Dealer David Zwirner was an underbidder on the record-setting Noland, as was another dealer, Larry Gagosian. Two lots later, an installation piece by Ms. Noland from 1988 (Bloody Mess, containing, among other things, beer cans, handcuffs, rubber mats and carpet) sparked another bidding war between the two dealers, with the piece finally selling to Mr. Gagosian for $422,500.
Albert Oehlen, who recently joined the stable of Gagosian gallery, earned a record near the end of the sale, with the painting Embraceable You (1994), which sold for $698,500. His previous record was $608,944.
The one major disappointment in the sale was a Mark Rothko from 1962 in which Sotheby’s has a ownership stake. The work, Untitled (Plum and Dark Brown), was estimated to sell for $8 million to $12 million, but was bought in at just $6.75 million.
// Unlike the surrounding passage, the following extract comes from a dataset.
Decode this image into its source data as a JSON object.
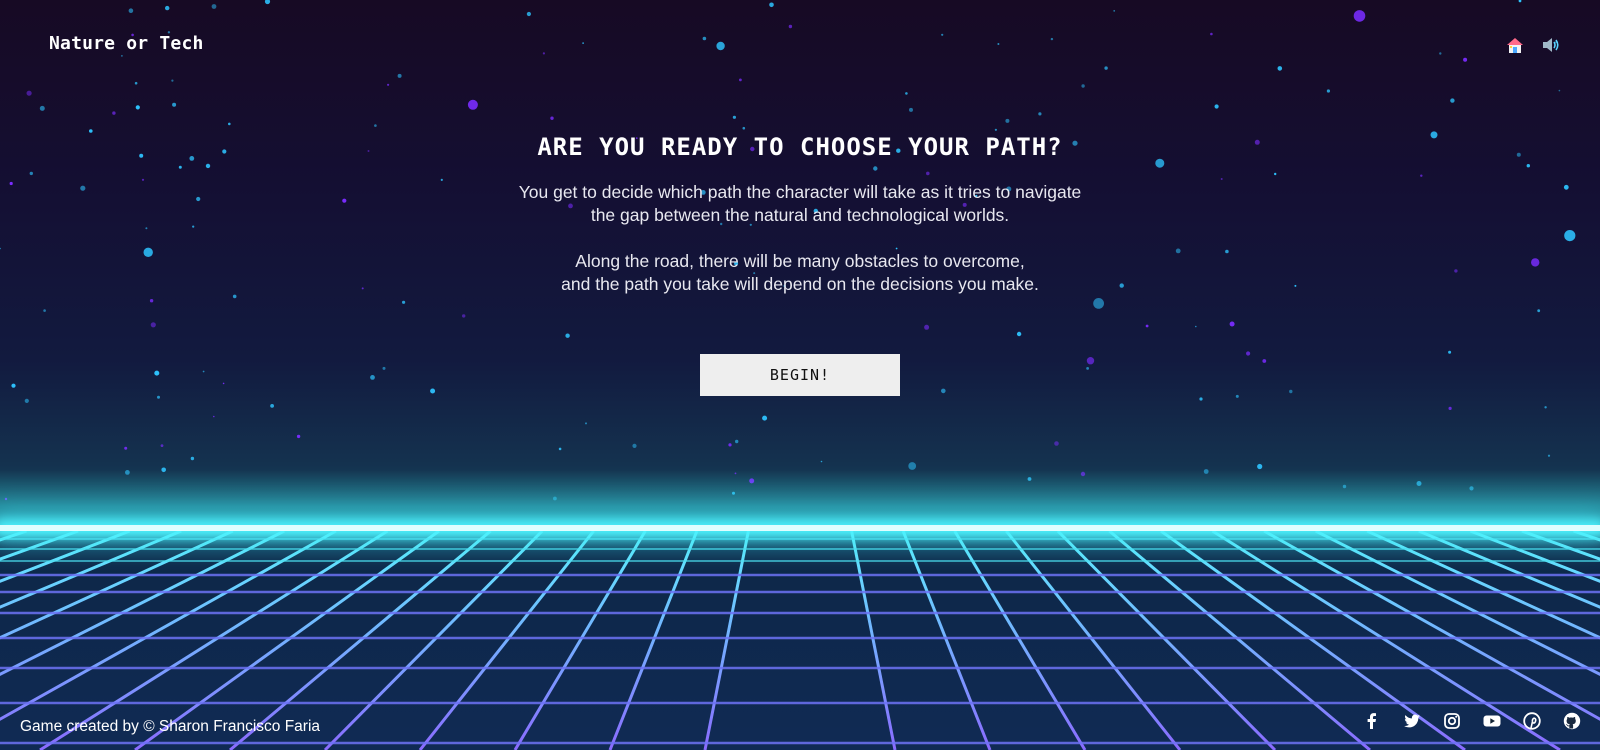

Speaking after the sale, most of the dealers and collectors were extremely pleased with the results. “The Clyfford Stills were impressive, the Gerhard Richters were impressive,” said Larry Gagosian. “The art market is impressive right now.” He waved away any concerns about the world economy at large, as they might pertain to the art market. “I don’t think it matters. I don’t think it really matters, if the confidence is there. There’s obviously a lot of money in the world, and art’s become a focus.”
Pace Gallery president Marc Glimcher had a not entirely dissimilar theory about art’s place in the broader economy. “Clearly if these things are related, they are related inversely,” he said.